Dataset:
::::

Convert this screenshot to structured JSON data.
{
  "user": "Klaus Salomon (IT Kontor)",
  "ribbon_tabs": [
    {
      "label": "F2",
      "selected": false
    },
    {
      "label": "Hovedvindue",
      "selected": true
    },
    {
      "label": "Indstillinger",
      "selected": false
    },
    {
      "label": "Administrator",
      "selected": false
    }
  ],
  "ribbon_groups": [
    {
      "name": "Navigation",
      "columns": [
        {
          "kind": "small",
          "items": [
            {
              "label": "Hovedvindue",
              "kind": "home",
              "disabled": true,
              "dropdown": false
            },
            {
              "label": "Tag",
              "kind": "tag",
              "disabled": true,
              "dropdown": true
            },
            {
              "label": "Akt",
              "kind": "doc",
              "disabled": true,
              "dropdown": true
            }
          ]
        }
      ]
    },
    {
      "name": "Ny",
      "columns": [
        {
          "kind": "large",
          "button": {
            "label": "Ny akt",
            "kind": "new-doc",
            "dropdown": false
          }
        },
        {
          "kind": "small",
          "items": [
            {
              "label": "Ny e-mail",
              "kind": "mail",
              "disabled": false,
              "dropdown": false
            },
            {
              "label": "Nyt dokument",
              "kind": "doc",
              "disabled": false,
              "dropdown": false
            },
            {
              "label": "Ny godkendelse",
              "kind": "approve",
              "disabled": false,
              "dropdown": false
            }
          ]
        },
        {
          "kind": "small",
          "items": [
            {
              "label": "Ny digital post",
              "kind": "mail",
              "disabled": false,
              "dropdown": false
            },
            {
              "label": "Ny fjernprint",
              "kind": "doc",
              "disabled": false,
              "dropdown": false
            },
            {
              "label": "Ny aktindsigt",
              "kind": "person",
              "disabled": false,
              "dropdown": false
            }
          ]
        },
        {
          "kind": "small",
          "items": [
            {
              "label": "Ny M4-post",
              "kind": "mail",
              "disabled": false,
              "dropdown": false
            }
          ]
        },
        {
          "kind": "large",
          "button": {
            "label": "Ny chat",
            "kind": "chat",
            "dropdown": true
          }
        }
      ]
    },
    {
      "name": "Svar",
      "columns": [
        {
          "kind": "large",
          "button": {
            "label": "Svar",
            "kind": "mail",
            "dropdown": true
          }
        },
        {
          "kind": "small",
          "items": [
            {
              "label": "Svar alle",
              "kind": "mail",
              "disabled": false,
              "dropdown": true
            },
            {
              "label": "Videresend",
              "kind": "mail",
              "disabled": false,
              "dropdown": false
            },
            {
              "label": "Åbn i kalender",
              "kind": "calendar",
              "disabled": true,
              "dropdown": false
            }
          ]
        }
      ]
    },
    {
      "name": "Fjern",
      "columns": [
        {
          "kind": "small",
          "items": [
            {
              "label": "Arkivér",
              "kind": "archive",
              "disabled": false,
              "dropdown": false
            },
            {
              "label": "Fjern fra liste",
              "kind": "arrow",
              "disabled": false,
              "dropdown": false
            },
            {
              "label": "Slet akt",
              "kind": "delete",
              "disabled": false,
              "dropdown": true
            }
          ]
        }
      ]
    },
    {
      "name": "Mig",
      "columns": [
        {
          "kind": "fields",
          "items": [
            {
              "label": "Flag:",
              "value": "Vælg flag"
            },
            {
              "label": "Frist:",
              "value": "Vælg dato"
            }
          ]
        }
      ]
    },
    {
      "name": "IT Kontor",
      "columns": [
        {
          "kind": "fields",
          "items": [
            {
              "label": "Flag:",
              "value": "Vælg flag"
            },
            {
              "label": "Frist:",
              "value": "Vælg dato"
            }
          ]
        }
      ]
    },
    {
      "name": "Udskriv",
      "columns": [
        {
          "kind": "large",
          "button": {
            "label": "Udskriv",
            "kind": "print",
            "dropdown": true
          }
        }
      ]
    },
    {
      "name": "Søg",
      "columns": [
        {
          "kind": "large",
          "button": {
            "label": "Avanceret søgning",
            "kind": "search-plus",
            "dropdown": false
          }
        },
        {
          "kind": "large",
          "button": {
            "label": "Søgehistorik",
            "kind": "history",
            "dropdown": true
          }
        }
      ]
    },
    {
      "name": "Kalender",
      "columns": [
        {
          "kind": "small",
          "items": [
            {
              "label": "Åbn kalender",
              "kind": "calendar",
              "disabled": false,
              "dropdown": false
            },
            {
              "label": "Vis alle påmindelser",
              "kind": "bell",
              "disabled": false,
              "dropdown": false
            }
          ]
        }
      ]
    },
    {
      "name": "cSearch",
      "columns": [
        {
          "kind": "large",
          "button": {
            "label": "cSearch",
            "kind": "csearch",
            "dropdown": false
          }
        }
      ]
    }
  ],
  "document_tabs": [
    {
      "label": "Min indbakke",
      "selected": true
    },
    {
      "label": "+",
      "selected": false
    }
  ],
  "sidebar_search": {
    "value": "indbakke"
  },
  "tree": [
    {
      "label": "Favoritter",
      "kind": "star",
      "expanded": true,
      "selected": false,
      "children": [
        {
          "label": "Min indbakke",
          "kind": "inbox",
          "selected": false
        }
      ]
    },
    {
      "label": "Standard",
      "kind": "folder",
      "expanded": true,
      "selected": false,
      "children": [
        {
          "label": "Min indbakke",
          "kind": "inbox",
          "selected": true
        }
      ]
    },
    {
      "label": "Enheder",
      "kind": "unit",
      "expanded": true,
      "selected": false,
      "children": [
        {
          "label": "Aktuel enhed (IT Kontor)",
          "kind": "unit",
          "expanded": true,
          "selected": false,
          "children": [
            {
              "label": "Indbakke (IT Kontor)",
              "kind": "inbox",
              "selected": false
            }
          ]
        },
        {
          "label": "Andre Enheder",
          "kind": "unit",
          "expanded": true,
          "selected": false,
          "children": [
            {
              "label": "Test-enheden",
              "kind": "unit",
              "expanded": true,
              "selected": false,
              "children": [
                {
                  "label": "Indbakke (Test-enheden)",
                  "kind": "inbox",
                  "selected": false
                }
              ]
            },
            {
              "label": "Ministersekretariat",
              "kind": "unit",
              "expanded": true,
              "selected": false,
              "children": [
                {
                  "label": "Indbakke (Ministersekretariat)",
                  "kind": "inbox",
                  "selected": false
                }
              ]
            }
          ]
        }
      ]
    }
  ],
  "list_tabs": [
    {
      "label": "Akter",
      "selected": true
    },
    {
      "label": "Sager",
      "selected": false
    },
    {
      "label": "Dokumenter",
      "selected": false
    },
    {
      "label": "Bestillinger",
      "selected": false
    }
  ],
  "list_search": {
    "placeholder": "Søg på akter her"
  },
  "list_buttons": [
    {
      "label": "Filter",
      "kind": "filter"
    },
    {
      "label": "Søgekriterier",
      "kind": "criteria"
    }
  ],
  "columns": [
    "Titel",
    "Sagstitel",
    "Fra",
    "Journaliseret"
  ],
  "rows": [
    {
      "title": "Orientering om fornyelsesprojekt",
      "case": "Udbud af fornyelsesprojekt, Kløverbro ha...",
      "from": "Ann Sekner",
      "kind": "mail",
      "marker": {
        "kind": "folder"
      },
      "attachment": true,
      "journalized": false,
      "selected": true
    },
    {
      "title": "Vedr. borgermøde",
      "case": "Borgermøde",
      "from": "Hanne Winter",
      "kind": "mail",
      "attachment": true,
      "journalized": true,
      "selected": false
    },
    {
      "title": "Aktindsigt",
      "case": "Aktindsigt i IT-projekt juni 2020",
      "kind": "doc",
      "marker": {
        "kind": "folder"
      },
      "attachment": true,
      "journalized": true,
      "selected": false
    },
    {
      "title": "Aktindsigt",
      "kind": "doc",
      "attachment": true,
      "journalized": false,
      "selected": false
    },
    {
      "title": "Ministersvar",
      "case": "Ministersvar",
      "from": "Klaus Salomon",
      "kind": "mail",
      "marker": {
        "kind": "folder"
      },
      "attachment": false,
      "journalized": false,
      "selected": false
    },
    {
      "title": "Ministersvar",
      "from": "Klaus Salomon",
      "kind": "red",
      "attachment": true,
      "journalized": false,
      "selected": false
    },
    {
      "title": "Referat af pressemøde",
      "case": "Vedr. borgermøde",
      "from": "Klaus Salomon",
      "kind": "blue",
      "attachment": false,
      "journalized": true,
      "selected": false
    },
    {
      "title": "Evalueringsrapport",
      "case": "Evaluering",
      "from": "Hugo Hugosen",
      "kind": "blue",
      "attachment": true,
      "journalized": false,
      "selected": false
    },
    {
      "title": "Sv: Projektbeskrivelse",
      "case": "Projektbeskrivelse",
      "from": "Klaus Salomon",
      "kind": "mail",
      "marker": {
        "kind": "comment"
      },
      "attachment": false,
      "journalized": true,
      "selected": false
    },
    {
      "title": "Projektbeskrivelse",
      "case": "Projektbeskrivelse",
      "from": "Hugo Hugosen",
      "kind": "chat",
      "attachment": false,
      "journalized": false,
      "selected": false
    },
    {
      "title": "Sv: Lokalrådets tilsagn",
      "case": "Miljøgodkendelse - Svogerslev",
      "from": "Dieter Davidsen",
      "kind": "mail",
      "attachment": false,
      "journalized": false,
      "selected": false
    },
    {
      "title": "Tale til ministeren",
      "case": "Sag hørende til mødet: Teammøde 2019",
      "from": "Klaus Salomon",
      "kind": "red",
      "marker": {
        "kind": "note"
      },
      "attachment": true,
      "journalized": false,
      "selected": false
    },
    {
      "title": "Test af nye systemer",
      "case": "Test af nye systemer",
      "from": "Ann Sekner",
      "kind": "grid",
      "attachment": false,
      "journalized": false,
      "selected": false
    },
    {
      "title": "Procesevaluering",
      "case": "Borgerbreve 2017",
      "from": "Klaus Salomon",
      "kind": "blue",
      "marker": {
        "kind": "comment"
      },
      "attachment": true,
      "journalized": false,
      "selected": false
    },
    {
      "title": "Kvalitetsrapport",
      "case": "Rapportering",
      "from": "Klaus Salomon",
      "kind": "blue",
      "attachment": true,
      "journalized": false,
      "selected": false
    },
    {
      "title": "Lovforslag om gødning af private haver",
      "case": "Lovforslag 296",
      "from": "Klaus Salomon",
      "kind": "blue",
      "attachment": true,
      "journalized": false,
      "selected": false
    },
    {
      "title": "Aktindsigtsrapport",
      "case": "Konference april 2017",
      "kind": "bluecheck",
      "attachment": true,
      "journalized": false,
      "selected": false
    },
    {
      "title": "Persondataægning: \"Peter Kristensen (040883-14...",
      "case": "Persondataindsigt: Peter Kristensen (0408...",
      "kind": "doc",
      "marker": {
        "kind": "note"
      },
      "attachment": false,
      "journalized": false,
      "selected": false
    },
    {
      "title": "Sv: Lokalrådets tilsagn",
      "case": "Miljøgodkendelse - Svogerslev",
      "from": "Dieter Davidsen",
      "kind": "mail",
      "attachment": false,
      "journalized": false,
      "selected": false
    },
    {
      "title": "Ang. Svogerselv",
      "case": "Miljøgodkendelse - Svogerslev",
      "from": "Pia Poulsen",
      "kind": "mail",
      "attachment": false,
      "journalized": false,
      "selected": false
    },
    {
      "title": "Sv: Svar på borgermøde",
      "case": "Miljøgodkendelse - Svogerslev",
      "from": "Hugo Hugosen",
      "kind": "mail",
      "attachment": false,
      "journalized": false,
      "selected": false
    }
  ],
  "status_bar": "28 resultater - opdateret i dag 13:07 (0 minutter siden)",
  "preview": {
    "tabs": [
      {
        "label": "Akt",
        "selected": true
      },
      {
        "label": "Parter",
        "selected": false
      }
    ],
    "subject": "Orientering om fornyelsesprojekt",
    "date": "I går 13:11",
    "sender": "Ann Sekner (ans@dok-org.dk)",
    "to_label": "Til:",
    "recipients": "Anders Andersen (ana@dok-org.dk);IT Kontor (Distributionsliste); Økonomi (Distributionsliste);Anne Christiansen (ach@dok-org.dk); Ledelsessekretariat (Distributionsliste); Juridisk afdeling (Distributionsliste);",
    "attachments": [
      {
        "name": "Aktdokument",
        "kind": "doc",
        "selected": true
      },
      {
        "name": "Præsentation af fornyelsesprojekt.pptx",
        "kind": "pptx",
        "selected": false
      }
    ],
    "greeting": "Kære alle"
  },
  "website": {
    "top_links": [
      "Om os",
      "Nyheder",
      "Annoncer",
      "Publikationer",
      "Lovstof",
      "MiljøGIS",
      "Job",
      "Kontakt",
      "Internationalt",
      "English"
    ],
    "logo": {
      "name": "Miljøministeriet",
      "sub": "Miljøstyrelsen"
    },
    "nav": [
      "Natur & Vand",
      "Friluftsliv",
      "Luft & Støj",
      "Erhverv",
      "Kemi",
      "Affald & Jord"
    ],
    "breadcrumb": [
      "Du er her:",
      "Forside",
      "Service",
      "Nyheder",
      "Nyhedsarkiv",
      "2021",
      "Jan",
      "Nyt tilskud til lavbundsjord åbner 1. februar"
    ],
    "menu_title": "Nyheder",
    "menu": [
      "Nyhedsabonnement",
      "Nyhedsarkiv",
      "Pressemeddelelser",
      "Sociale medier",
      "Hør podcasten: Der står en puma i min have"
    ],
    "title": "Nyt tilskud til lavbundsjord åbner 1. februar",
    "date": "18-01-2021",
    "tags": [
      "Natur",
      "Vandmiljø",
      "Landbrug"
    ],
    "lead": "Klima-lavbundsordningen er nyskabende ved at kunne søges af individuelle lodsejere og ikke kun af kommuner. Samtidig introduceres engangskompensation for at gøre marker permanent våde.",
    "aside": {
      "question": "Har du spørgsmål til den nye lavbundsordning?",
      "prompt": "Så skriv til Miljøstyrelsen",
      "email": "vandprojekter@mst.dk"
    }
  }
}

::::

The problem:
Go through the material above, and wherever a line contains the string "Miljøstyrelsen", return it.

Output:
      "sub": "Miljøstyrelsen"
      "prompt": "Så skriv til Miljøstyrelsen",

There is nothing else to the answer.